Like many international conferences, the SIAM Conference on Uncertainty Quantification planned for 24–27 March 2020 had to be postponed indefinitely in view of the Covid-19 pandemic. Undeterred by this, the speakers of four minisymposia on the theme of Probabilistic Numerical Methods have generously taken the time to adapt their talks for a new medium and record them for general distribution. The talks can be found at http://probabilistic-numerics.org/meetings/SIAMUQ2020/.

We hope that these talks will be of general interest. Furthermore, the speakers have declared themselves ready to answer questions in written form. If you would like to ask any questions or contribute to the discussion, then please submit your question via this form by 10 May 2020.

Organised jointly by Alex Diaz, Alex Geßner, Philipp Hennig, Toni Karvonen, Chris Oates, and myself

Published on Friday 24 April 2020 at 10:00 UTC #event #siam #prob-num #diaz #gessner #hennig #karvonen #oates

Bayesian probabilistic numerical methods

Bayesian probabilistic numerical methods in SIAM Review

The 2019 Q4 issue of SIAM Review will carry an article by Jon Cockayne, Chris Oates, Mark Girolami, and myself on the Bayesian formulation of probabilistic numerical methods, i.e. the interpretation of deterministic numerical tasks such as quadrature and the solution of ordinary and partial differential equations as (Bayesian) statistical inference tasks.

J. Cockayne, C. J. Oates, T. J. Sullivan, and M. Girolami. “Bayesian probabilistic numerical methods.” SIAM Review 61(4):756–789, 2019. doi:10.1137/17M1139357

Abstract. Over forty years ago average-case error was proposed in the applied mathematics literature as an alternative criterion with which to assess numerical methods. In contrast to worst-case error, this criterion relies on the construction of a probability measure over candidate numerical tasks, and numerical methods are assessed based on their average performance over those tasks with respect to the measure. This paper goes further and establishes Bayesian probabilistic numerical methods as solutions to certain inverse problems based upon the numerical task within the Bayesian framework. This allows us to establish general conditions under which Bayesian probabilistic numerical methods are well defined, encompassing both the nonlinear and non-Gaussian contexts. For general computation, a numerical approximation scheme is proposed and its asymptotic convergence established. The theoretical development is extended to pipelines of computation, wherein probabilistic numerical methods are composed to solve more challenging numerical tasks.
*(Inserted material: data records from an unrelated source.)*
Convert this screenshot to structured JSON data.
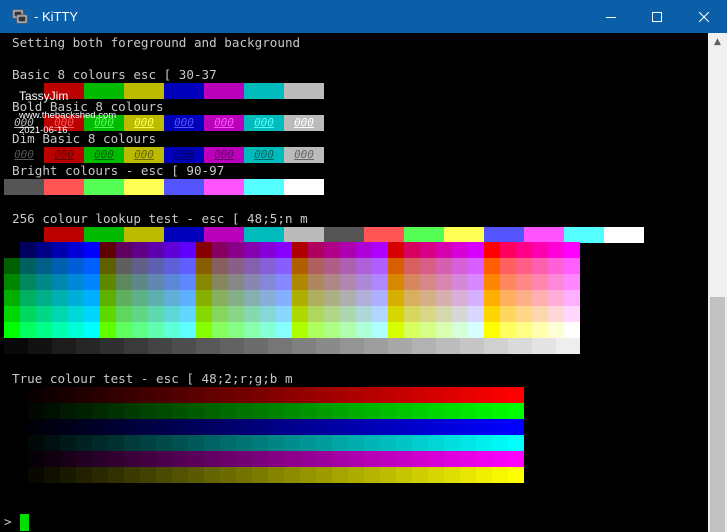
{
  "window": {
    "title": "- KiTTY"
  },
  "terminal": {
    "line_header": "Setting both foreground and background",
    "line_basic": "Basic 8 colours esc [ 30-37",
    "line_bold": "Bold Basic 8 colours",
    "line_dim": "Dim Basic 8 colours",
    "line_bright": "Bright colours - esc [ 90-97",
    "line_256": "256 colour lookup test - esc [ 48;5;n m",
    "line_true": "True colour test - esc [ 48;2;r;g;b m",
    "prompt": ">",
    "cell_text": "000"
  },
  "watermark": {
    "name": "TassyJim",
    "site": "www.thebackshed.com",
    "date": "2021-06-16"
  },
  "colors": {
    "basic": [
      "#000000",
      "#bb0000",
      "#00bb00",
      "#bbbb00",
      "#0000bb",
      "#bb00bb",
      "#00bbbb",
      "#bbbbbb"
    ],
    "bright": [
      "#555555",
      "#ff5555",
      "#55ff55",
      "#ffff55",
      "#5555ff",
      "#ff55ff",
      "#55ffff",
      "#ffffff"
    ],
    "dim": [
      "#000000",
      "#bb0000",
      "#00bb00",
      "#bbbb00",
      "#0000bb",
      "#bb00bb",
      "#00bbbb",
      "#bbbbbb"
    ],
    "bold_fg": [
      "#bbbbbb",
      "#ff5555",
      "#55ff55",
      "#ffff55",
      "#5555ff",
      "#ff55ff",
      "#55ffff",
      "#ffffff"
    ],
    "dim_fg": [
      "#555555",
      "#660000",
      "#006600",
      "#666600",
      "#000066",
      "#660066",
      "#006666",
      "#666666"
    ],
    "accent_titlebar": "#0a5fa8",
    "cursor": "#00e000"
  }
}
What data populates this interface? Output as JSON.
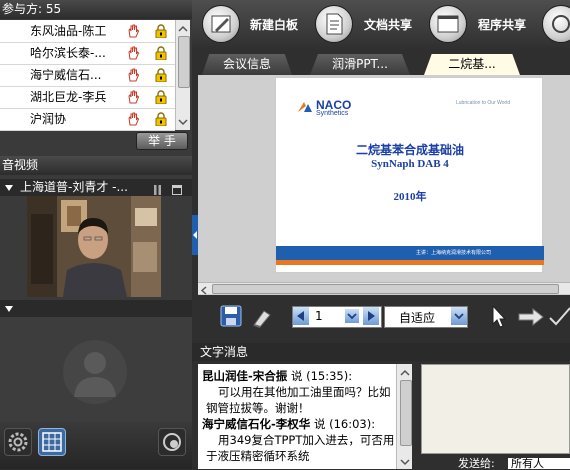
{
  "participants": {
    "title": "参与方: 55",
    "rows": [
      {
        "name": "东风油品-陈工"
      },
      {
        "name": "哈尔滨长泰-..."
      },
      {
        "name": "海宁威信石..."
      },
      {
        "name": "湖北巨龙-李兵"
      },
      {
        "name": "沪润协"
      }
    ],
    "raise_hand_label": "举 手"
  },
  "av": {
    "title": "音视频",
    "speaker": "上海道普-刘青才 -..."
  },
  "toolbar": {
    "whiteboard_label": "新建白板",
    "docshare_label": "文档共享",
    "appshare_label": "程序共享"
  },
  "tabs": [
    {
      "label": "会议信息"
    },
    {
      "label": "润滑PPT..."
    },
    {
      "label": "二烷基..."
    }
  ],
  "slide": {
    "logo_top": "NACO",
    "logo_bottom": "Synthetics",
    "tagline": "Lubrication to Our World",
    "title": "二烷基苯合成基础油",
    "subtitle": "SynNaph DAB 4",
    "year": "2010年",
    "footer": "主讲：上海纳克润滑技术有限公司"
  },
  "nav": {
    "page_value": "1",
    "zoom_value": "自适应"
  },
  "chat": {
    "section_title": "文字消息",
    "messages": [
      {
        "sender": "昆山润佳-宋合振",
        "says": "说",
        "time": "(15:35):",
        "text": "可以用在其他加工油里面吗？比如钢管拉拔等。谢谢！"
      },
      {
        "sender": "海宁威信石化-李权华",
        "says": "说",
        "time": "(16:03):",
        "text": "用349复合TPPT加入进去，可否用于液压精密循环系统"
      }
    ],
    "send_to_label": "发送给:",
    "send_to_value": "所有人"
  },
  "colors": {
    "accent_blue": "#1f5fb0",
    "slide_title_blue": "#1a3fa6",
    "slide_bar_orange": "#e87722",
    "hand_red": "#c83c2a",
    "lock_yellow": "#f2c200"
  }
}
The contribution highlights an important research frontier at the interface of numerical analysis and uncertainty quantification, and a challenging industrial application is presented.

Published on Thursday 7 November 2019 at 07:00 UTC #publication #bayesian #siam-review #prob-num #cockayne #girolami #oates

A modern retrospective on probabilistic numerics

Probabilistic numerics retrospective in Statistics and Computing

The special issue of Statistics and Computing dedicated to probabilistic numerics carries the article “A modern retrospective on probabilistic numerics” by Chris Oates and myself, which gives a historical overview of the field and some perspectives on future challenges.

C. J. Oates and T. J. Sullivan. “A modern retrospective on probabilistic numerics.” Statistics and Computing 29(6):1335–1351, 2019. doi:10.1007/s11222-019-09902-z

Abstract. This article attempts to place the emergence of probabilistic numerics as a mathematical–statistical research field within its historical context and to explore how its gradual development can be related both to applications and to a modern formal treatment. We highlight in particular the parallel contributions of Sul′din and Larkin in the 1960s and how their pioneering early ideas have reached a degree of maturity in the intervening period, mediated by paradigms such as average-case analysis and information-based complexity. We provide a subjective assessment of the state of research in probabilistic numerics and highlight some difficulties to be addressed by future works.

Published on Tuesday 5 November 2019 at 12:30 UTC #publication #stco #prob-num #oates